= DATA FOR THE TASK =
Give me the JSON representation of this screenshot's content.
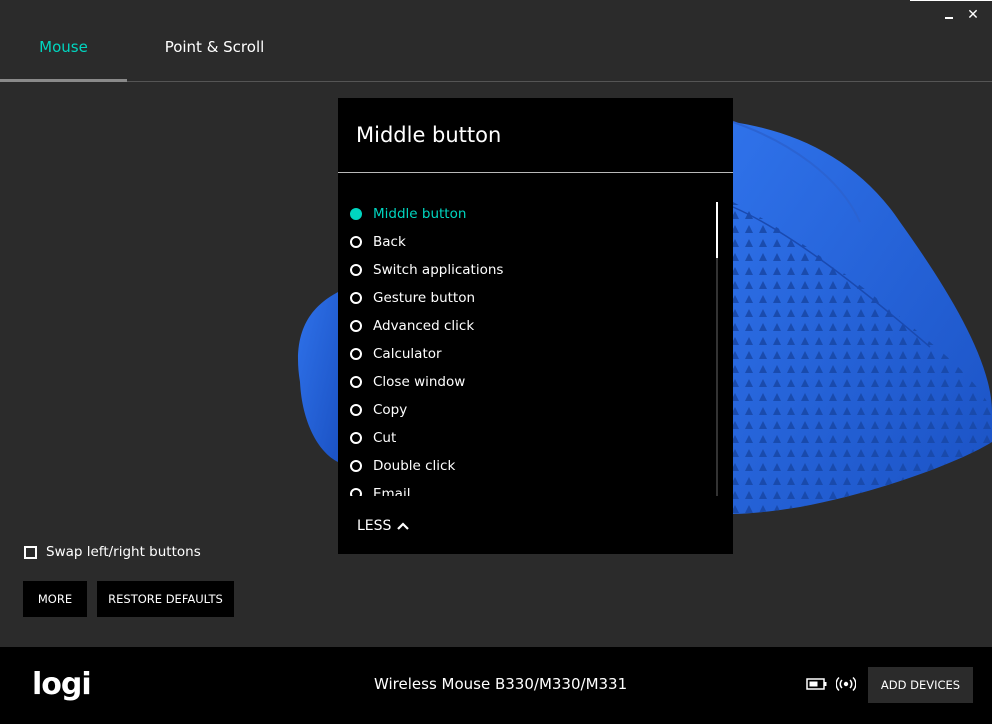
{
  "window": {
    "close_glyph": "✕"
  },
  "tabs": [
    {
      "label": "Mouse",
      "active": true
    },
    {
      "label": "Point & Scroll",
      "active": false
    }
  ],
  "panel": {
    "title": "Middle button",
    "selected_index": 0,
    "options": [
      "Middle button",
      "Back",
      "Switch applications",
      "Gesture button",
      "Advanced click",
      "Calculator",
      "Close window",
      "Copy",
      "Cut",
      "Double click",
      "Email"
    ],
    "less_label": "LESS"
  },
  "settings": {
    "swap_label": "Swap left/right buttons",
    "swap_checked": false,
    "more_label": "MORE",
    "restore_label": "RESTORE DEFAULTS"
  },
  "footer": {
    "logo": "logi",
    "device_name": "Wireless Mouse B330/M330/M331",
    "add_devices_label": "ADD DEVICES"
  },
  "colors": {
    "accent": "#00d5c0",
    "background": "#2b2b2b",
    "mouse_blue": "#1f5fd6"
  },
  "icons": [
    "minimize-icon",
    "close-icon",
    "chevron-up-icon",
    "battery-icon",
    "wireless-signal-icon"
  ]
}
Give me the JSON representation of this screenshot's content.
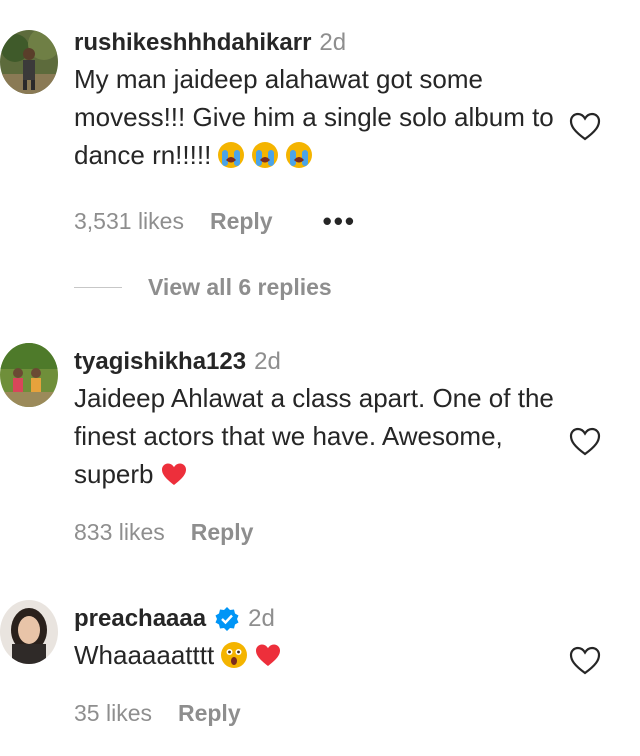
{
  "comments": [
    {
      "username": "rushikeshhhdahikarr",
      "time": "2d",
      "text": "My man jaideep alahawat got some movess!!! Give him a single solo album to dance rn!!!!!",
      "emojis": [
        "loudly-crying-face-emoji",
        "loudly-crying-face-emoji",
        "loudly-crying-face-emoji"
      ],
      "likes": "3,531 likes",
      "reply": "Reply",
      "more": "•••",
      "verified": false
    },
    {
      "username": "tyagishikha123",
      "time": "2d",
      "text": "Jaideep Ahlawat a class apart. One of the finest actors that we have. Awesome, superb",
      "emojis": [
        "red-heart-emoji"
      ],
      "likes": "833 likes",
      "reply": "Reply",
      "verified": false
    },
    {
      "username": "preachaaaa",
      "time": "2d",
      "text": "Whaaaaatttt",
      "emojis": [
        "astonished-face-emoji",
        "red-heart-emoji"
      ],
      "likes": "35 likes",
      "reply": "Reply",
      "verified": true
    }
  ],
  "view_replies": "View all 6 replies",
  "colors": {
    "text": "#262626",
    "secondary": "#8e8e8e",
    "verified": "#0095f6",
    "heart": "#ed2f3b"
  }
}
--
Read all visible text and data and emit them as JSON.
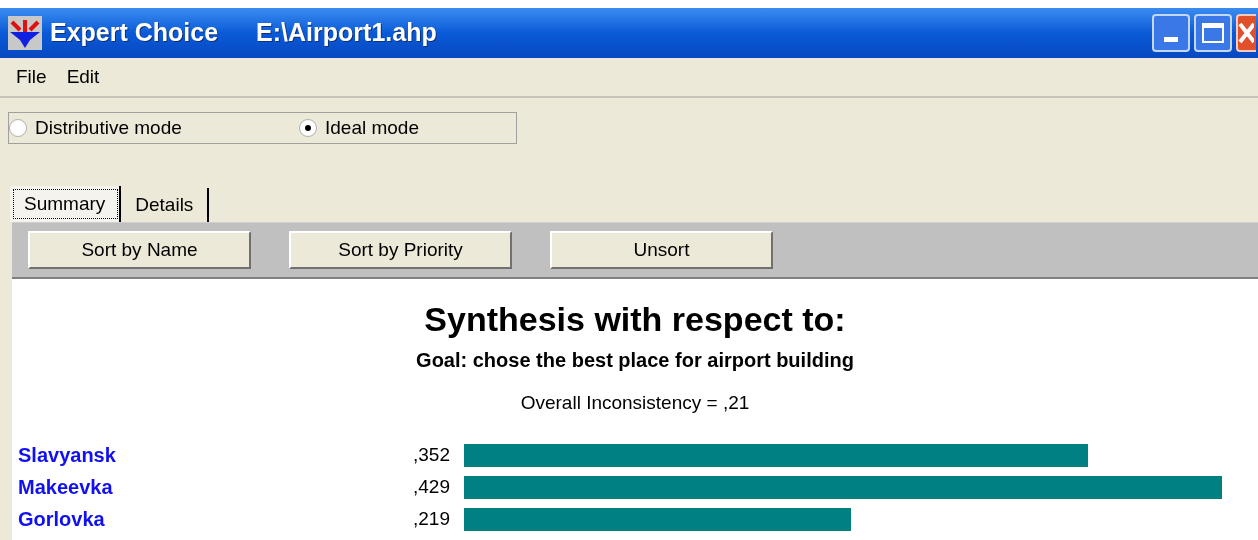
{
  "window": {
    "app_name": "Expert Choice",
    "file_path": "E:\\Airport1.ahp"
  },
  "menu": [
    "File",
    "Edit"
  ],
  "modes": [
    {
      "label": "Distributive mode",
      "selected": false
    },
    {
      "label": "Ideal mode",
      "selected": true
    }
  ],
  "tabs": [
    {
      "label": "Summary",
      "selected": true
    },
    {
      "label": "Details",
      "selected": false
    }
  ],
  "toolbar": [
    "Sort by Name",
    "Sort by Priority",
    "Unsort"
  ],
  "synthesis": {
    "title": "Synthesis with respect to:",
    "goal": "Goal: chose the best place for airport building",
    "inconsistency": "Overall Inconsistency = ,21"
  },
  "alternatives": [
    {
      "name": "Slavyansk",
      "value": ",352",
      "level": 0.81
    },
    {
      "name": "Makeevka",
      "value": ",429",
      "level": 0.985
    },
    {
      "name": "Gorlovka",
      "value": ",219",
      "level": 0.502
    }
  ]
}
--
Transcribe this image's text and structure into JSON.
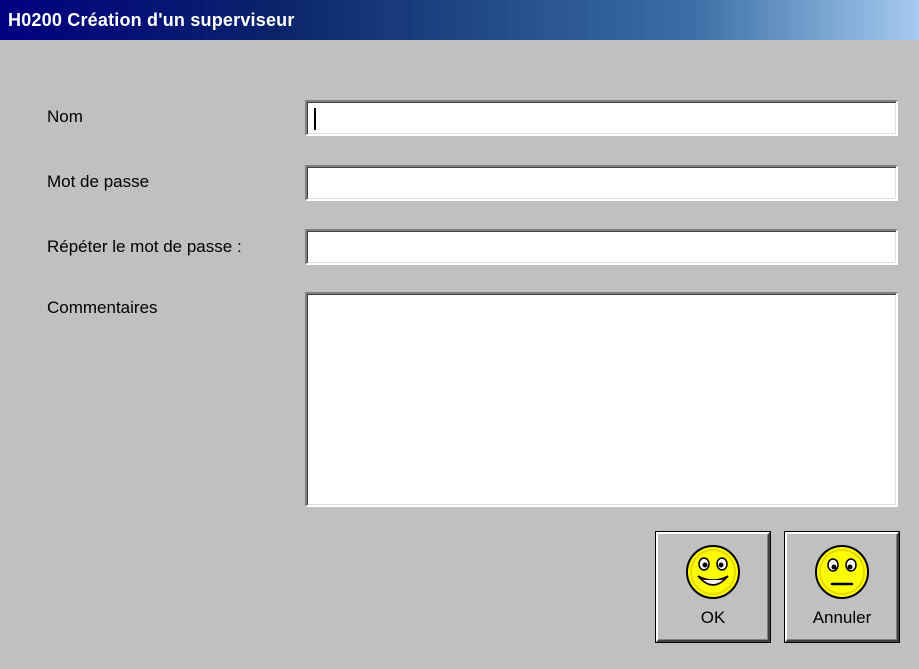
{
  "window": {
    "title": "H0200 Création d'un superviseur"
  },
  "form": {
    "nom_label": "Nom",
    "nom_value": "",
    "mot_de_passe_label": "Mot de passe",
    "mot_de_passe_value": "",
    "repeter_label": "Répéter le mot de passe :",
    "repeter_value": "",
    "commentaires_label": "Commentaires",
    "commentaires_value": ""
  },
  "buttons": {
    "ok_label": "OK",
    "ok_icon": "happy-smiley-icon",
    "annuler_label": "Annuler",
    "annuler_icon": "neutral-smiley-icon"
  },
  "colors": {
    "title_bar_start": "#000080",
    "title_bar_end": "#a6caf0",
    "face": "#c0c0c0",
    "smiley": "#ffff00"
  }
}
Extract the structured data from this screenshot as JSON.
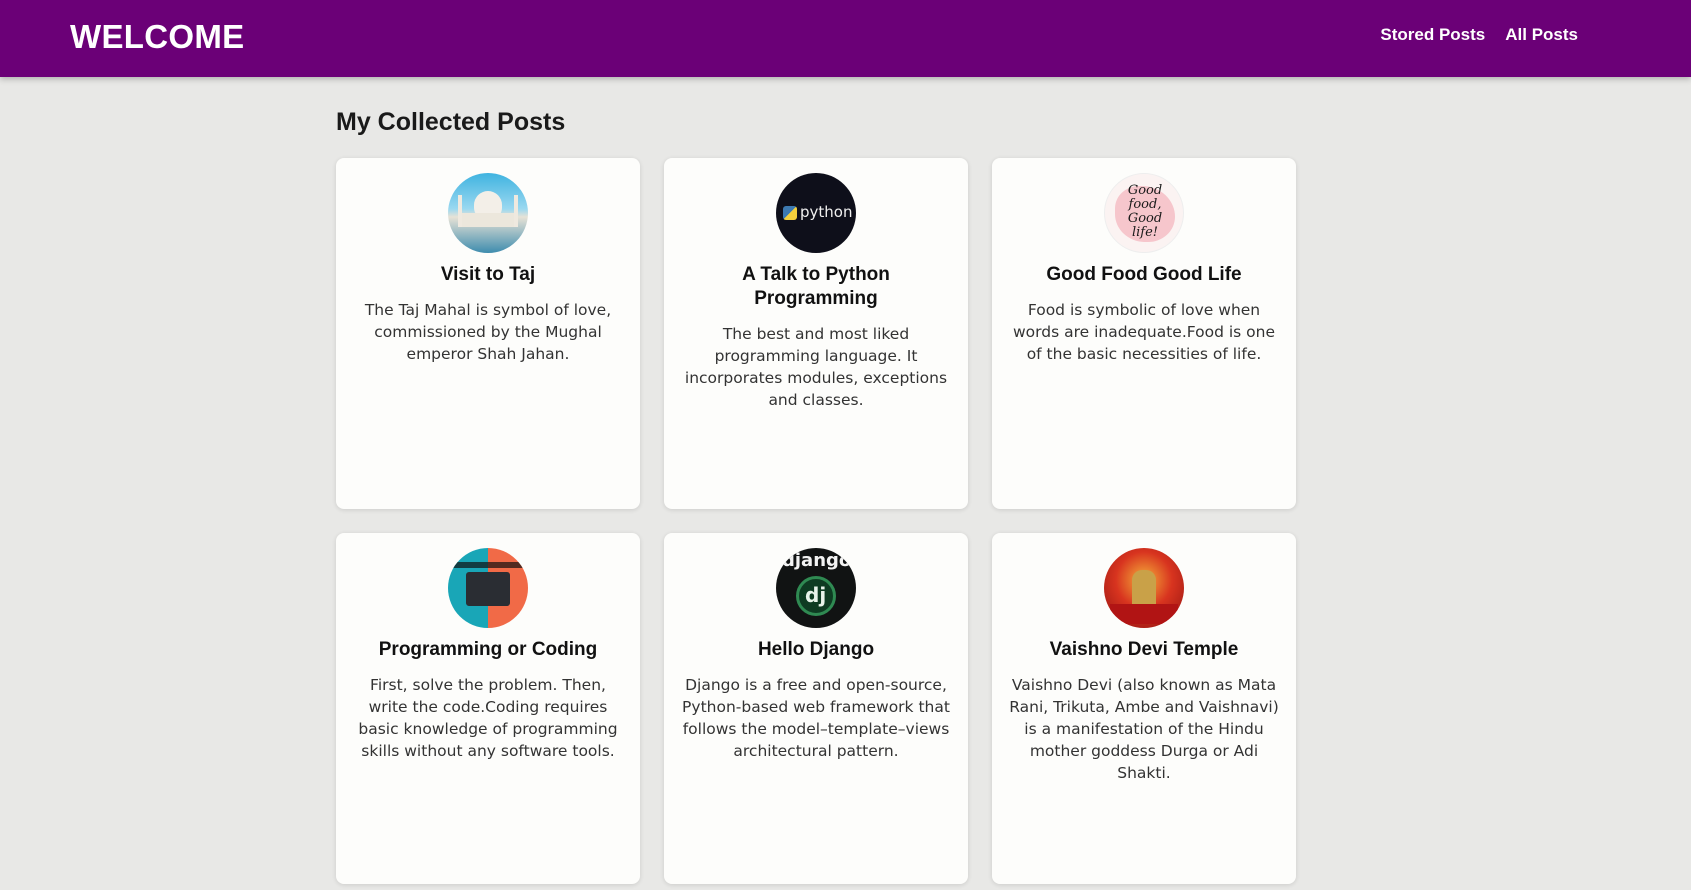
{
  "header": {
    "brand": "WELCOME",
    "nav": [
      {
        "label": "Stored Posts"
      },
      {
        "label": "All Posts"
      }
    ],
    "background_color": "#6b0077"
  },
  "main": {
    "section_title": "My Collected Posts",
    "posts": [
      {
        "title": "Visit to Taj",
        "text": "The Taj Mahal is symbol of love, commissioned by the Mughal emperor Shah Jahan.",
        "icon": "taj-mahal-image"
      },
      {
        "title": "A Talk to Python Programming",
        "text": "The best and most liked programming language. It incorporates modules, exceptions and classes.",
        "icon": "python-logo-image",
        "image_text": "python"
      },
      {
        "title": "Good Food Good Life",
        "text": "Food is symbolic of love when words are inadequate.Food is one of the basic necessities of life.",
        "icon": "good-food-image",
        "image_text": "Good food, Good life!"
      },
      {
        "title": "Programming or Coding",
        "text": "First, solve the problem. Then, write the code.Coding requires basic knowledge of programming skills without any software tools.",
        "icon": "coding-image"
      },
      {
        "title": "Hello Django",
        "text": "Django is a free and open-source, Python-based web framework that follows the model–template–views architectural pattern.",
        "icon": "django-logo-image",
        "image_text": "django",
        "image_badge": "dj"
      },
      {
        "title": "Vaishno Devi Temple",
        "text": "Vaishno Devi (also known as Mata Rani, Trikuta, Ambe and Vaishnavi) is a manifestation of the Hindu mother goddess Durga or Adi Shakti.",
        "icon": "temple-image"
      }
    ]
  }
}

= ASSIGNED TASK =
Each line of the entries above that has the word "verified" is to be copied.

= TASK RESPONSE =
      "verified": false
      "verified": false
      "verified": true
    "verified": "#0095f6",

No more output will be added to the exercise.